(Records shown)

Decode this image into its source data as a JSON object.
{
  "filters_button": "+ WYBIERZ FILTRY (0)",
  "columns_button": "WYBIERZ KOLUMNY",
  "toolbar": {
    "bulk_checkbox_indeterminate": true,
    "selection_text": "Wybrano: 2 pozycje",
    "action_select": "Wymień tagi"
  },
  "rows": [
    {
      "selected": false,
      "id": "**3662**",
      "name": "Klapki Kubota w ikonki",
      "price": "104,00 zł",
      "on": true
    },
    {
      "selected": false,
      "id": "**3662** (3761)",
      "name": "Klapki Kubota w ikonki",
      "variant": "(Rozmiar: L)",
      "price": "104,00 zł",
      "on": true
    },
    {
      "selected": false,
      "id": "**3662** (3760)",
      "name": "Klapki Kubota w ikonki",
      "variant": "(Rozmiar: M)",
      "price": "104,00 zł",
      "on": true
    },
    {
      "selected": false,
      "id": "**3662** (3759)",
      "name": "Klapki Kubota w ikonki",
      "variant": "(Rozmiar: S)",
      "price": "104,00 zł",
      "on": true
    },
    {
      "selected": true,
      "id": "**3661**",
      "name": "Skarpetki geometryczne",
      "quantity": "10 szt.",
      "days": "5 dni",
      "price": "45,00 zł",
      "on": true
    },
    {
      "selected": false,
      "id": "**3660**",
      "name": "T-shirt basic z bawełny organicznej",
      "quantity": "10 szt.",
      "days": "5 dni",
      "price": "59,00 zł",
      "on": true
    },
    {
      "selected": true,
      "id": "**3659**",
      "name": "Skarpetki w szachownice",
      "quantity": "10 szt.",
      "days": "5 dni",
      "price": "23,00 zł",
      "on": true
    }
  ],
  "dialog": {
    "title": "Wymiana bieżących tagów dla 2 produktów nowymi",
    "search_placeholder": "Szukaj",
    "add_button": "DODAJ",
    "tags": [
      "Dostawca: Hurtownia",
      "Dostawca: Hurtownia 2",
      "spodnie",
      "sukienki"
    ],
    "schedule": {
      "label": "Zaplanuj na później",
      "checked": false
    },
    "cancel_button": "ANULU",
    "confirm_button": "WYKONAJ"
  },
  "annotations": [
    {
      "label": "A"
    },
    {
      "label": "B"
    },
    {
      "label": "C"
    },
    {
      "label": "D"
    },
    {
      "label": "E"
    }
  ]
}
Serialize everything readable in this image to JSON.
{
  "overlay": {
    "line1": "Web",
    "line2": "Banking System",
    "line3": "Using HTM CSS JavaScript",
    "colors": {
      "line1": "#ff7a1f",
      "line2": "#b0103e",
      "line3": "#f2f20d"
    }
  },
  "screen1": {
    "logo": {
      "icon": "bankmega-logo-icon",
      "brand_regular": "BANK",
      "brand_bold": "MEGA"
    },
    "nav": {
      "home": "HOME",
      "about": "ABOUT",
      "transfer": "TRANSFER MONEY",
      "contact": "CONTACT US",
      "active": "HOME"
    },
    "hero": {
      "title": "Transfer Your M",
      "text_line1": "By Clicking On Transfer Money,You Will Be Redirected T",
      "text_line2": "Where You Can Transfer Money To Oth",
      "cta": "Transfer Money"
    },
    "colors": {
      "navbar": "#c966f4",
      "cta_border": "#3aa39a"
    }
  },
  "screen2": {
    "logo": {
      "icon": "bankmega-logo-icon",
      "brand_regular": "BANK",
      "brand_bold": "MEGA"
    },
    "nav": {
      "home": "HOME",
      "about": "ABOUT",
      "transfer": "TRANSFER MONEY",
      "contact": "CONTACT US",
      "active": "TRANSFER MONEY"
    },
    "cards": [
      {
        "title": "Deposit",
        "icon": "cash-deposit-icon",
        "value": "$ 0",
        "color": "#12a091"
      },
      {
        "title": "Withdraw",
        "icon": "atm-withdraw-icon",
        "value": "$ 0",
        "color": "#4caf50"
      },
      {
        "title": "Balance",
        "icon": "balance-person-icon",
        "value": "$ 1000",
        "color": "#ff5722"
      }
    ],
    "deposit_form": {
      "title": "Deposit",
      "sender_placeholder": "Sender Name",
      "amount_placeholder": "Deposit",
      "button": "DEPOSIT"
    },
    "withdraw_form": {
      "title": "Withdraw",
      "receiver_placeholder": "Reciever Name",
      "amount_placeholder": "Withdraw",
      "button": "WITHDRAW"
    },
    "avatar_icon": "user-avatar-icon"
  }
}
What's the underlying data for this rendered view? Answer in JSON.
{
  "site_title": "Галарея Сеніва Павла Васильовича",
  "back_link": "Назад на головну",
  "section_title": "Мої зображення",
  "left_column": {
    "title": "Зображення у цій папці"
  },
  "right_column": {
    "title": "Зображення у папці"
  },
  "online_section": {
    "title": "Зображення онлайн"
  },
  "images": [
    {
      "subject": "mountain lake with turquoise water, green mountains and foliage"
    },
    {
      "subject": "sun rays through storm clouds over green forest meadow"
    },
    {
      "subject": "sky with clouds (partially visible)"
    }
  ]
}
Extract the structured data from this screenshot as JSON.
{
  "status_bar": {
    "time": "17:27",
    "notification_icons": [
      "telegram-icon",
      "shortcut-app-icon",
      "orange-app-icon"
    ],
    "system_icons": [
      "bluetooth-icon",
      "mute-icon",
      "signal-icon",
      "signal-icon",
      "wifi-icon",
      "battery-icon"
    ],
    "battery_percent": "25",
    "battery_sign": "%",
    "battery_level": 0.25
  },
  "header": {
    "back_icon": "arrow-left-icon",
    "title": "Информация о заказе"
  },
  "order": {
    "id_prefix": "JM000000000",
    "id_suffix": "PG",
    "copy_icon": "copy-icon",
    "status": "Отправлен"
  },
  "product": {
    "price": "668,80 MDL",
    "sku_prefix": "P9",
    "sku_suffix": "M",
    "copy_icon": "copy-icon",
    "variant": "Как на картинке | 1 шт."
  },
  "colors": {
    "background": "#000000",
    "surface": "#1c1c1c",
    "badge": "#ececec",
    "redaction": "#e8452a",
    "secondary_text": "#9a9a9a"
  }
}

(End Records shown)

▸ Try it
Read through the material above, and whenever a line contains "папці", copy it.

▸ Answer section
    "title": "Зображення у цій папці"
    "title": "Зображення у папці"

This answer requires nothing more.